===== PROVIDED RECORDS =====
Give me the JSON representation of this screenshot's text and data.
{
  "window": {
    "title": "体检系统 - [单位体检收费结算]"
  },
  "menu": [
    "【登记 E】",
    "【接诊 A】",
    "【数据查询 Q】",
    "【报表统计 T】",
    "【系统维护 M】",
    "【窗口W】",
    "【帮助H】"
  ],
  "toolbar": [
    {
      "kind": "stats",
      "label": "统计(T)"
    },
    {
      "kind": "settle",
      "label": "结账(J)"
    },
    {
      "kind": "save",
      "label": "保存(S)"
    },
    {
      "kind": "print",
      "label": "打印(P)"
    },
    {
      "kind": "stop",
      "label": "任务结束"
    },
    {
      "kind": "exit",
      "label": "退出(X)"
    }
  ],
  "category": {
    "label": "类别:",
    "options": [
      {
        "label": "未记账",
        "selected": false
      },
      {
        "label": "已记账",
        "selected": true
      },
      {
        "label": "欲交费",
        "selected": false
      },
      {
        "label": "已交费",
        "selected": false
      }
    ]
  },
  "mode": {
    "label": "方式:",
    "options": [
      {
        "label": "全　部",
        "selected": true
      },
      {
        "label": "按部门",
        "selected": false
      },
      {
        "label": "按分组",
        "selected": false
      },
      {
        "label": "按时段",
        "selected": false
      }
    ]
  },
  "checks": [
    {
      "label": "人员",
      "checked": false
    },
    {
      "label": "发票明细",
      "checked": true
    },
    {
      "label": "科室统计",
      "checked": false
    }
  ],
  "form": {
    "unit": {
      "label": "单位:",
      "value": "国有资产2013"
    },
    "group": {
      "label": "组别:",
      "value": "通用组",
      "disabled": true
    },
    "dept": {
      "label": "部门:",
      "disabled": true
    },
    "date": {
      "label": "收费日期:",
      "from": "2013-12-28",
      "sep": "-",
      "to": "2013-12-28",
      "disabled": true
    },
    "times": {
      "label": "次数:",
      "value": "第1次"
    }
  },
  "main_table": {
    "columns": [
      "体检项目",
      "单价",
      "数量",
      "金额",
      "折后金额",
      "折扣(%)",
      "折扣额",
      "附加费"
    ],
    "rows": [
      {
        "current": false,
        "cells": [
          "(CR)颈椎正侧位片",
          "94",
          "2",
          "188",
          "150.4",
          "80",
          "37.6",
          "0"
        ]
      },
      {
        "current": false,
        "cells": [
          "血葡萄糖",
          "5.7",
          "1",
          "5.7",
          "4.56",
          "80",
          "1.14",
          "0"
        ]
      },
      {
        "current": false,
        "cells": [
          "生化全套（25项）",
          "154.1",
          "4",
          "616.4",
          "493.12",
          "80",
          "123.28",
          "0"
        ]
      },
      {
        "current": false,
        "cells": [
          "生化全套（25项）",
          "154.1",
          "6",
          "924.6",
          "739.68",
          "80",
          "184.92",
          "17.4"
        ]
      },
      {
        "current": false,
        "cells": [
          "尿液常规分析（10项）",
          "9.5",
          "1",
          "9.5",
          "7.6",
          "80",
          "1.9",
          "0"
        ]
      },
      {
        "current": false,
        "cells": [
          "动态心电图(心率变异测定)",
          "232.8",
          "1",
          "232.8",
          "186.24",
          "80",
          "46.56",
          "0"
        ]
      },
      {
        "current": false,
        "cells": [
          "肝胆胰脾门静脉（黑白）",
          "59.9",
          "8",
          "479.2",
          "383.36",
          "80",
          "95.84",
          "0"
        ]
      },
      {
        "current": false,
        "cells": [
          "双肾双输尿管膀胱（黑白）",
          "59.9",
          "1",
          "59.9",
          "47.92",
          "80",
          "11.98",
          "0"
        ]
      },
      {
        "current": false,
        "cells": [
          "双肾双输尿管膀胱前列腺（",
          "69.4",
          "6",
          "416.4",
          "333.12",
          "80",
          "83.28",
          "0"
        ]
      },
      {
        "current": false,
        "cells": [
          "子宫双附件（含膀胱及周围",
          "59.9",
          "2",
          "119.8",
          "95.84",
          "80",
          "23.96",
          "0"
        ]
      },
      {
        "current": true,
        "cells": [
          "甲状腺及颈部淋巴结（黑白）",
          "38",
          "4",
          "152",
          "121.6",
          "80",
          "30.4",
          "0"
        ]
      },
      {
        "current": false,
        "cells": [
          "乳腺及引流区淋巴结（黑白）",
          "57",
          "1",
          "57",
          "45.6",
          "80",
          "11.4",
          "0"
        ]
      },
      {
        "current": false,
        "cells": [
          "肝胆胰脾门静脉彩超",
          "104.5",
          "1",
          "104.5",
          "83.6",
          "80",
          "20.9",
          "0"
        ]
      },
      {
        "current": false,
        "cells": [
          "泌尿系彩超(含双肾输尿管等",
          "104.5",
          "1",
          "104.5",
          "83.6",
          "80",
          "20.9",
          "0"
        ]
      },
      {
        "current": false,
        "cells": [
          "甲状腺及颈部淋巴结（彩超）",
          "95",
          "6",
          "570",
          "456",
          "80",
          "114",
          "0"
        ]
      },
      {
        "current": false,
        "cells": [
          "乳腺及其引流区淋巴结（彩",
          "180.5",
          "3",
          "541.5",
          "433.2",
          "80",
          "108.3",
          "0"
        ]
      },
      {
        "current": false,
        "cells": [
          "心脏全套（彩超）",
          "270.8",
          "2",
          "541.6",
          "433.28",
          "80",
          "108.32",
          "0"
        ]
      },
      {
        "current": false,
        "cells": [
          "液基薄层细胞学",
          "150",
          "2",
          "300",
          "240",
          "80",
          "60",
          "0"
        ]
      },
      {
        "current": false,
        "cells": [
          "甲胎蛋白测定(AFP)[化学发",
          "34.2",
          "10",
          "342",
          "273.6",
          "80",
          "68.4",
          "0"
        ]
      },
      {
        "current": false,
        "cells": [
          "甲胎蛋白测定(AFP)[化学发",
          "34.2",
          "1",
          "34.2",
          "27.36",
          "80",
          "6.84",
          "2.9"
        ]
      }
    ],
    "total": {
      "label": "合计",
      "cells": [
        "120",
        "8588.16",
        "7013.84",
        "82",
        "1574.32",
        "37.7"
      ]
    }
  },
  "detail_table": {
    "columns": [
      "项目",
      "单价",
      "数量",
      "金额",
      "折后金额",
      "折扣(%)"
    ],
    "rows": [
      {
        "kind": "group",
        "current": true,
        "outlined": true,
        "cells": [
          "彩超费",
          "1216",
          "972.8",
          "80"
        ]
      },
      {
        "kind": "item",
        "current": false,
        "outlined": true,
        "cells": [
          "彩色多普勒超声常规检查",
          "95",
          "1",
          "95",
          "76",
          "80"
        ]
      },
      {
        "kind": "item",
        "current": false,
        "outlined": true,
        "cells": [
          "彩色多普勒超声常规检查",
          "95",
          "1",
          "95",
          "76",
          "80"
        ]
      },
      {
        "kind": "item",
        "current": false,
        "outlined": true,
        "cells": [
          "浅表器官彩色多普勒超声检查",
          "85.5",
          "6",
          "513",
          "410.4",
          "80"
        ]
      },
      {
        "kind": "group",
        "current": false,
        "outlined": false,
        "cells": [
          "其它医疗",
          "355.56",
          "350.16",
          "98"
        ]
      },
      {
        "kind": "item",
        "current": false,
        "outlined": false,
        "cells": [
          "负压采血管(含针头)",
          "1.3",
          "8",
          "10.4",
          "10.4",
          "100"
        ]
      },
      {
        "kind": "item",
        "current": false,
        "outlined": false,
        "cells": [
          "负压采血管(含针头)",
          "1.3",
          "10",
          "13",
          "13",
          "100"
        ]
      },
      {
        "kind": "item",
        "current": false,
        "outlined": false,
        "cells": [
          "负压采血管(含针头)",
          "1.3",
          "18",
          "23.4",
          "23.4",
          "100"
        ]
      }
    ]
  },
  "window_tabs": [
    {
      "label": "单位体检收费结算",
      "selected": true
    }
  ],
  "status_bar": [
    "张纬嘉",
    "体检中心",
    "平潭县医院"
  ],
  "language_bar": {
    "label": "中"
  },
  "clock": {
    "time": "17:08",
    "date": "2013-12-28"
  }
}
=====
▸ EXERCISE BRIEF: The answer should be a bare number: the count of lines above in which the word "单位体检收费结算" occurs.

▸ OUTPUT OF THE TASK: 2